Drennan, William (DNB00)

From Wikisource
 
Jump to: navigation, search

DRENNAN, WILLIAM (1754–1820), Irish poet, son of the Rev. Thomas Drennan, presbyterian minister at Belfast, was born in that city on 23 May 1754. He was educated at the university of Glasgow, where he took the degree of M.A. in 1771, and he then proceeded to Edinburgh to study medicine. At Edinburgh he was noted as one of the most distinguished students of his period, not only in medicine, but in philosophy; he became a favourite pupil and intimate friend of Dugald Stewart, and after seven years of study took his M.D. degree in 1778. After practising his profession for two or three years in his native city, he moved to Newry, where he settled down, and where he first began to take an interest in politics and literature. In the great political movement in Ireland of 1784, Drennan, like all the other Ulstermen who had felt the influence of Dugald Stewart, took a keen interest. His letters to the press, signed ‘Orellana, the Irish Helot,’ attracted universal attention. In 1789 he moved to Dublin, where he soon got into good practice, and became a conspicuous figure in the social life of the Irish capital. Drennan was a member of the jovial club of the ‘Monks of the Screw,’ a friend of Lysaght and Curran, and well known for his poetical powers. In politics he continued to take a still deeper interest; he was a member of the political club founded in 1790 by T. A. Emmett and Peter Burrowes, and in June 1791 he wrote the original prospectus of the famous society of the United Irishmen. Of this society he was one of the leaders; he was several times its chairman in 1792 and 1793, and as an eloquent writer was chosen to draw up most of its early addresses and proclamations (for a list of these, see Madden, Lives of the United Irishmen, 2nd series, p. 267). He was tried for sedition and acquitted on 26 June 1794, after an eloquent defence by Curran, but after that date he seems to have withdrawn from the more active projects of his friends and from complicity in their plots, and he was not again molested by the authorities. But his beautiful lyrics, published first in the ‘Press’ and in the ‘Harp of Erin,’ show how deeply he sympathised with his old associates, and they were soon famous throughout the length and breadth of Ireland. In 1791 he published his poem, ‘To the Memory of William Orr,’ sometimes called the ‘Wake of William Orr,’ which was followed in 1795 by ‘When Erin first rose,’ and in 1798 by ‘The Wail of the Women after the Battle’ and ‘Glendalough.’ These are the most famous of Drennan's lyrics, and on them his fame chiefly rests. He is also claimed as the first Irish poet who ever called Ireland by the name of the Emerald Isle. The troubles of 1798 brought his political career to a close, and on 3 Feb. 1800 he married an English lady of some wealth, and in 1807 left Dublin altogether. He settled in Belfast, but gave up practice and devoted himself solely to literary pursuits. He founded the Belfast Academical Institution, and started the ‘Belfast Magazine,’ to which he largely contributed. In 1815 he published his famous lyrics in a volume as ‘Fugitive Pieces,’ and in 1817 a translation of the ‘Electra’ of Sophocles. After a quiet middle age, he died at Belfast on 5 Feb. 1820, and was buried in that city, being carried to the grave by six protestants and six catholics. Drennan was possessed of real poetical genius, but his fame was overshadowed by that of Moore, to whom many of Drennan's best poems have been frequently attributed.

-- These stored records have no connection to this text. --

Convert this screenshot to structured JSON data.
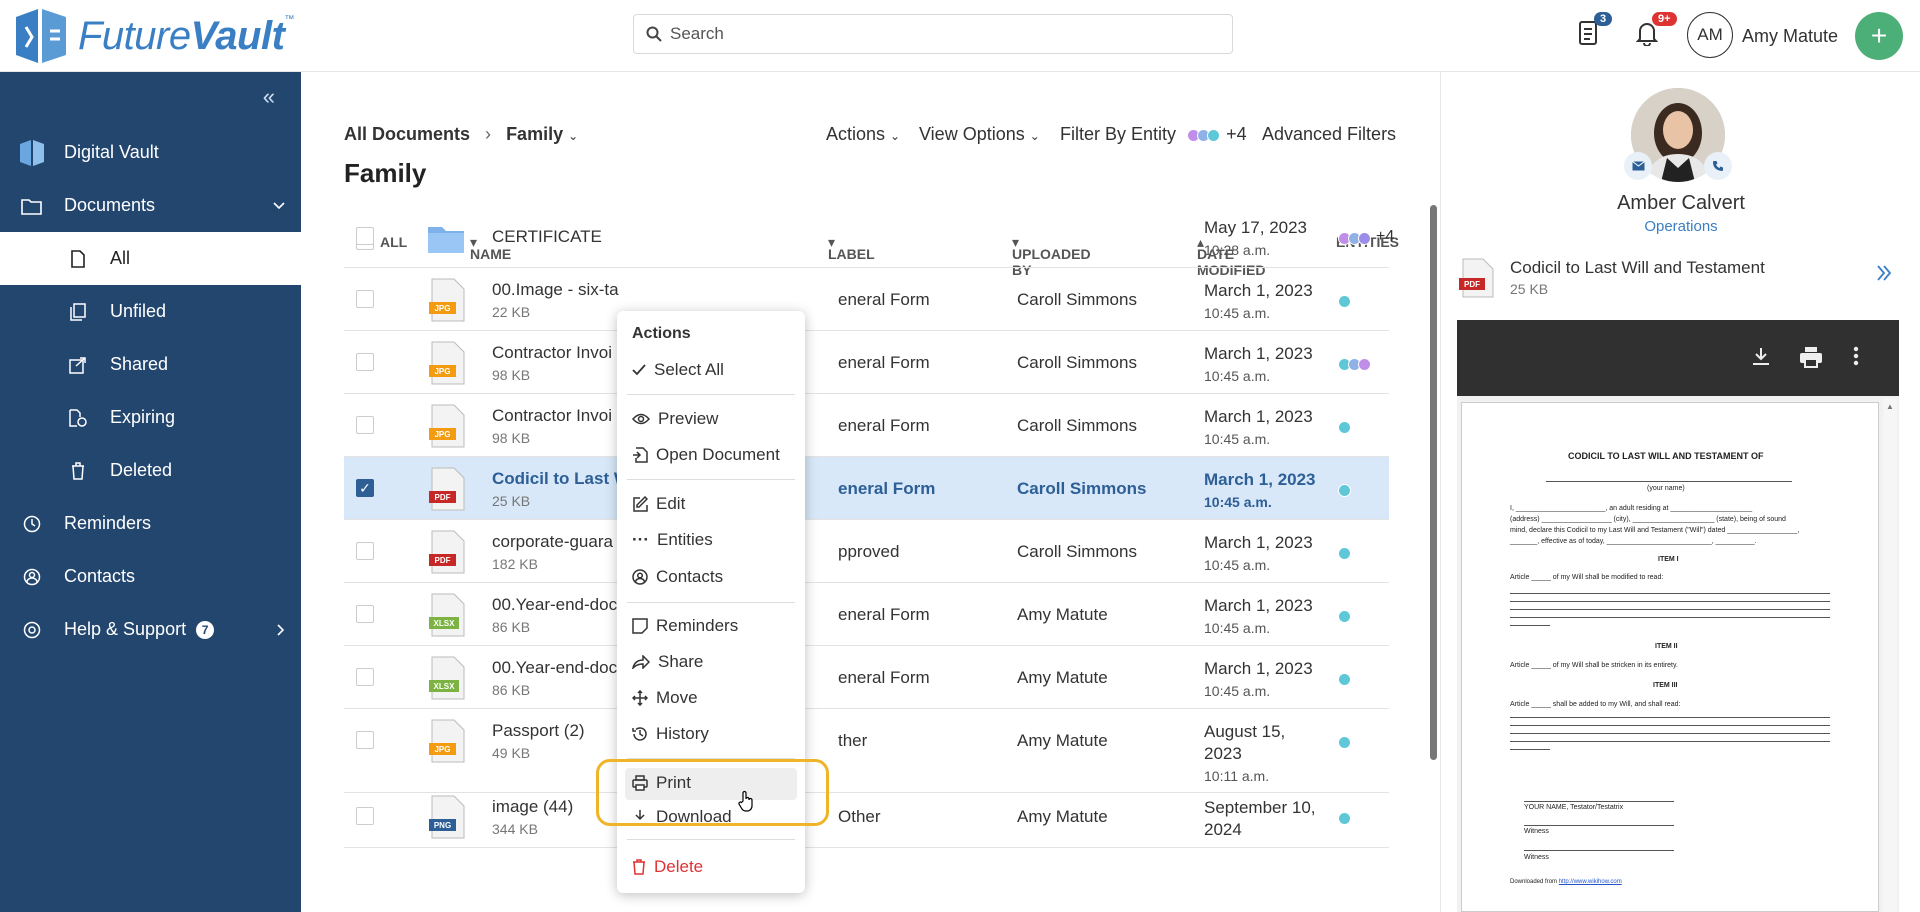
{
  "app": {
    "logo_text_light": "Future",
    "logo_text_bold": "Vault",
    "tm": "™"
  },
  "topbar": {
    "search_placeholder": "Search",
    "docs_badge": "3",
    "notif_badge": "9+",
    "user_initials": "AM",
    "user_name": "Amy Matute"
  },
  "sidebar": {
    "items": [
      {
        "label": "Digital Vault"
      },
      {
        "label": "Documents"
      },
      {
        "label": "All"
      },
      {
        "label": "Unfiled"
      },
      {
        "label": "Shared"
      },
      {
        "label": "Expiring"
      },
      {
        "label": "Deleted"
      },
      {
        "label": "Reminders"
      },
      {
        "label": "Contacts"
      },
      {
        "label": "Help & Support",
        "badge": "7"
      }
    ]
  },
  "main": {
    "breadcrumb_root": "All Documents",
    "breadcrumb_current": "Family",
    "title": "Family",
    "actions_label": "Actions",
    "view_options_label": "View Options",
    "filter_label": "Filter By Entity",
    "filter_count": "+4",
    "advanced_filters": "Advanced Filters",
    "columns": {
      "all": "ALL",
      "name": "NAME",
      "label": "LABEL",
      "uploaded_by": "UPLOADED BY",
      "date_modified": "DATE MODIFIED",
      "entities": "ENTITIES"
    },
    "rows": [
      {
        "name": "CERTIFICATE",
        "size": "",
        "label": "",
        "user": "",
        "date": "May 17, 2023",
        "time": "10:28 a.m.",
        "type": "folder",
        "extra": "+4"
      },
      {
        "name": "00.Image - six-ta",
        "size": "22 KB",
        "label": "eneral Form",
        "user": "Caroll Simmons",
        "date": "March 1, 2023",
        "time": "10:45 a.m.",
        "type": "JPG"
      },
      {
        "name": "Contractor Invoi",
        "size": "98 KB",
        "label": "eneral Form",
        "user": "Caroll Simmons",
        "date": "March 1, 2023",
        "time": "10:45 a.m.",
        "type": "JPG"
      },
      {
        "name": "Contractor Invoi",
        "size": "98 KB",
        "label": "eneral Form",
        "user": "Caroll Simmons",
        "date": "March 1, 2023",
        "time": "10:45 a.m.",
        "type": "JPG"
      },
      {
        "name": "Codicil to Last W",
        "size": "25 KB",
        "label": "eneral Form",
        "user": "Caroll Simmons",
        "date": "March 1, 2023",
        "time": "10:45 a.m.",
        "type": "PDF"
      },
      {
        "name": "corporate-guara",
        "size": "182 KB",
        "label": "pproved",
        "user": "Caroll Simmons",
        "date": "March 1, 2023",
        "time": "10:45 a.m.",
        "type": "PDF"
      },
      {
        "name": "00.Year-end-doc",
        "size": "86 KB",
        "label": "eneral Form",
        "user": "Amy Matute",
        "date": "March 1, 2023",
        "time": "10:45 a.m.",
        "type": "XLSX"
      },
      {
        "name": "00.Year-end-doc",
        "size": "86 KB",
        "label": "eneral Form",
        "user": "Amy Matute",
        "date": "March 1, 2023",
        "time": "10:45 a.m.",
        "type": "XLSX"
      },
      {
        "name": "Passport (2)",
        "size": "49 KB",
        "label": "ther",
        "user": "Amy Matute",
        "date": "August 15,",
        "date2": "2023",
        "time": "10:11 a.m.",
        "type": "JPG"
      },
      {
        "name": "image (44)",
        "size": "344 KB",
        "label": "Other",
        "user": "Amy Matute",
        "date": "September 10,",
        "date2": "2024",
        "time": "",
        "type": "PNG"
      }
    ]
  },
  "menu": {
    "title": "Actions",
    "items": [
      "Select All",
      "Preview",
      "Open Document",
      "Edit",
      "Entities",
      "Contacts",
      "Reminders",
      "Share",
      "Move",
      "History",
      "Print",
      "Download",
      "Delete"
    ]
  },
  "panel": {
    "name": "Amber Calvert",
    "role": "Operations",
    "doc_name": "Codicil to Last Will and Testament",
    "doc_size": "25 KB",
    "pdf": {
      "title": "CODICIL TO LAST WILL AND TESTAMENT OF",
      "your_name": "(your name)",
      "intro1": "I, _______________________, an adult residing at _____________________",
      "intro2": "(address) __________________ (city), _____________________ (state), being of sound",
      "intro3": "mind, declare this Codicil to my Last Will and Testament (\"Will\") dated __________________,",
      "intro4": "_______, effective as of today, ___________________________, __________.",
      "item1": "ITEM I",
      "item1_text": "Article _____ of my Will shall be modified to read:",
      "item2": "ITEM II",
      "item2_text": "Article _____ of my Will shall be stricken in its entirety.",
      "item3": "ITEM III",
      "item3_text": "Article _____ shall be added to my Will, and shall read:",
      "sig1": "YOUR NAME, Testator/Testatrix",
      "sig2": "Witness",
      "sig3": "Witness",
      "download_prefix": "Downloaded from",
      "download_link": "http://www.wikihow.com"
    }
  },
  "colors": {
    "sidebar": "#23466f",
    "accent": "#3a7fc4",
    "selected_row": "#d8e8f8",
    "highlight": "#f0b429",
    "delete": "#dd3333"
  }
}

[Madden's Lives of the United Irishmen, 2nd ser. 2nd ed. pp. 262–70; Madden's History of Irish Periodical Literature; Webb's Compendium of Irish Biography; Glendalloch and other poems, with a life of the author by his sons, J. S. and W. Drennan.]

H. M. S.